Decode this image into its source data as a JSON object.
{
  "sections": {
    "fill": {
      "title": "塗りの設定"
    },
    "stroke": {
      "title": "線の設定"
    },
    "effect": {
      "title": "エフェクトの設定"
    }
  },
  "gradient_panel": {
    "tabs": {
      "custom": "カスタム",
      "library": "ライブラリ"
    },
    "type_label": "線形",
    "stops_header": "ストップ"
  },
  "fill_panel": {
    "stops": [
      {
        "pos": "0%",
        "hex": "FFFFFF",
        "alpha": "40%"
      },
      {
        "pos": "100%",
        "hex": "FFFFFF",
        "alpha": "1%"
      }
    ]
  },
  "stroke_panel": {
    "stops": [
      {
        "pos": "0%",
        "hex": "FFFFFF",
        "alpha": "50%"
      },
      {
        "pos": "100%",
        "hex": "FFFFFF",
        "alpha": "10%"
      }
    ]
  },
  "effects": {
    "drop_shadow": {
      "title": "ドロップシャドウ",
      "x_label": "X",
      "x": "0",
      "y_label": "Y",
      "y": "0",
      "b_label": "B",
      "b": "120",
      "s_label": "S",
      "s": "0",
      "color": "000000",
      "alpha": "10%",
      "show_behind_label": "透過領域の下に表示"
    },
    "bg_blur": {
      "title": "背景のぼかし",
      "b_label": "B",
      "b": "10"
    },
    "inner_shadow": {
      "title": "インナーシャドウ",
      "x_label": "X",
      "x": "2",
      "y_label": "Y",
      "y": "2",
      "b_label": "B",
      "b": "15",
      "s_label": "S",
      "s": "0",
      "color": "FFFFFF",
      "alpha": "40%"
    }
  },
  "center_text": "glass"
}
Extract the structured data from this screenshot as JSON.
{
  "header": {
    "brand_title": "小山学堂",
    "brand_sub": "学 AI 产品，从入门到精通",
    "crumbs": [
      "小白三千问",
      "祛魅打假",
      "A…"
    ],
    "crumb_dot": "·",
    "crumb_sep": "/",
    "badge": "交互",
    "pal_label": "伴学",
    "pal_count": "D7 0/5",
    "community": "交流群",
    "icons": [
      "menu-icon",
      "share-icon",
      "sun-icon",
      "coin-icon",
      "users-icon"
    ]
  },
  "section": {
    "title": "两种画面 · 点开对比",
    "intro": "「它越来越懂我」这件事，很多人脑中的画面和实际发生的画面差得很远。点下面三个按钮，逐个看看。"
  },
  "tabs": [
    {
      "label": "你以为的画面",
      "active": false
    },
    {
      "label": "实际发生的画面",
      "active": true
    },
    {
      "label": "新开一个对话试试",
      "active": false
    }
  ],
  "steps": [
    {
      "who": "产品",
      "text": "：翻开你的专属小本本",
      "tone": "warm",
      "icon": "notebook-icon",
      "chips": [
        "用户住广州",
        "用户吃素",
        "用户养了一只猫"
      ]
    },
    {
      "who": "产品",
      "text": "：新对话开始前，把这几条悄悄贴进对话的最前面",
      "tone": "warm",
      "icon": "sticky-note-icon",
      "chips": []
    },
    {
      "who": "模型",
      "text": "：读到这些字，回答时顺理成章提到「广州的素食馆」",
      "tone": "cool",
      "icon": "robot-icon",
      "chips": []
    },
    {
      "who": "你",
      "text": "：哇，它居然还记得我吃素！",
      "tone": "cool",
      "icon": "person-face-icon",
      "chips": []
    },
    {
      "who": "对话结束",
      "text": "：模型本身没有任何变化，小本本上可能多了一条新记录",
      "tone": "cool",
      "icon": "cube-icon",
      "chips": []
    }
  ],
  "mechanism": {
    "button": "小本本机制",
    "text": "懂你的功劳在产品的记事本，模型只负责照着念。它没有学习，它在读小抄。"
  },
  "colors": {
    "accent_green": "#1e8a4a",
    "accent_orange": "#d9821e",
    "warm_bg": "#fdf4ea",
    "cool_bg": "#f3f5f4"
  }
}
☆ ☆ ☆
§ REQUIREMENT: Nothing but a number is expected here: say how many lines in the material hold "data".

§ ANSWER TO THIS TASK: 2